|International Classification||G02B6/12, G02B6/126, G02F1/035|
|Cooperative Classification||G02B6/126, G02F2203/055, G02F1/035, G02B6/12007, G02B2006/12116, G02B2006/12159|
|European Classification||G02B6/12M, G02B6/126, G02F1/035|
|May 16, 1997||AS||Assignment|
Owner name: RAMAR CORPORATION, MASSACHUSETTS
Free format text: ASSIGNMENT OF ASSIGNORS INTEREST;ASSIGNOR:HALLEMEIER, PETER F.;REEL/FRAME:008566/0383

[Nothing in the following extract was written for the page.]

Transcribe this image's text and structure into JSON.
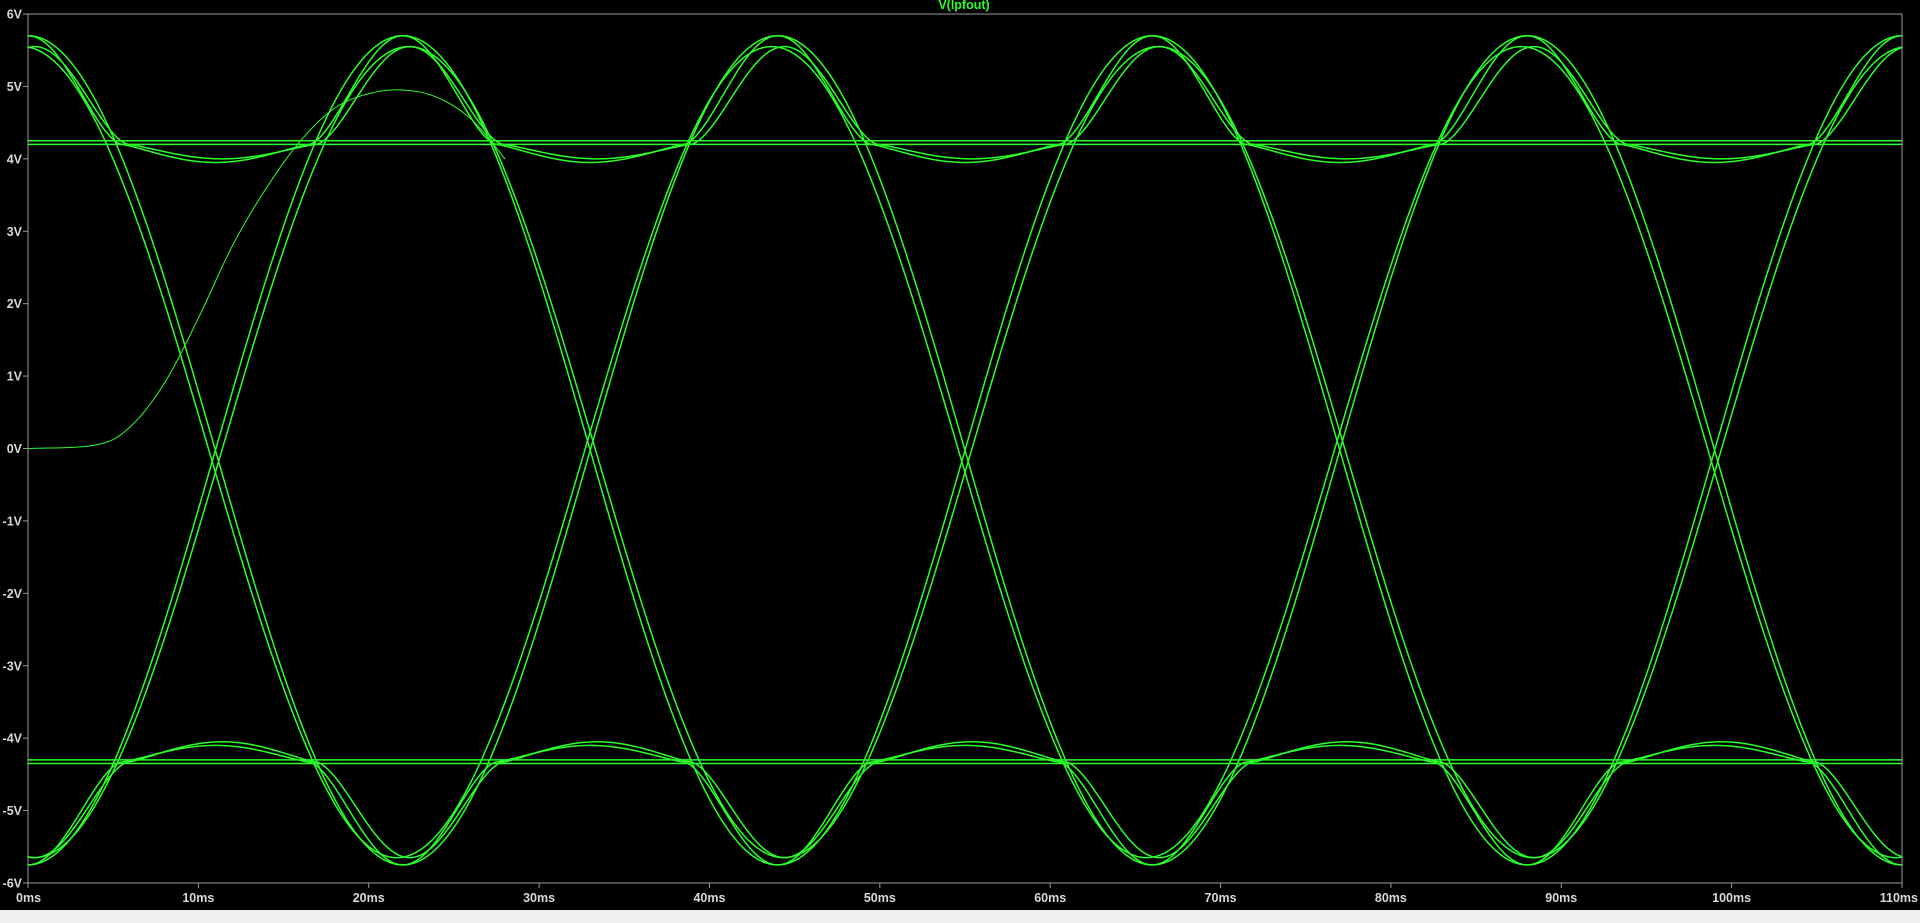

Effective date: 19970515
|Jul 31, 2000||AS||Assignment|
Owner name: JDS UNIPHASE CORPORATION, CALIFORNIA
Free format text: ASSIGNMENT OF ASSIGNORS INTEREST;ASSIGNOR:RAMAR CORPORATION;REEL/FRAME:011019/0168
Effective date: 20000721
|Sep 9, 2002||AS||Assignment|
Owner name: JDS UNIPHASE CORPORATION, CALIFORNIA
Free format text: ASSIGNMENT OF ASSIGNORS INTEREST;ASSIGNOR:RAMAR CORPORATION;REEL/FRAME:013269/0440
Effective date: 20020815
|Sep 27, 2002||FPAY||Fee payment|
Year of fee payment: 4
|Oct 16, 2002||REMI||Maintenance fee reminder mailed|
|Oct 19, 2006||REMI||Maintenance fee reminder mailed|
|Mar 30, 2007||LAPS||Lapse for failure to pay maintenance fees|
|May 29, 2007||FP||Expired due to failure to pay maintenance fee|
Effective date: 20070330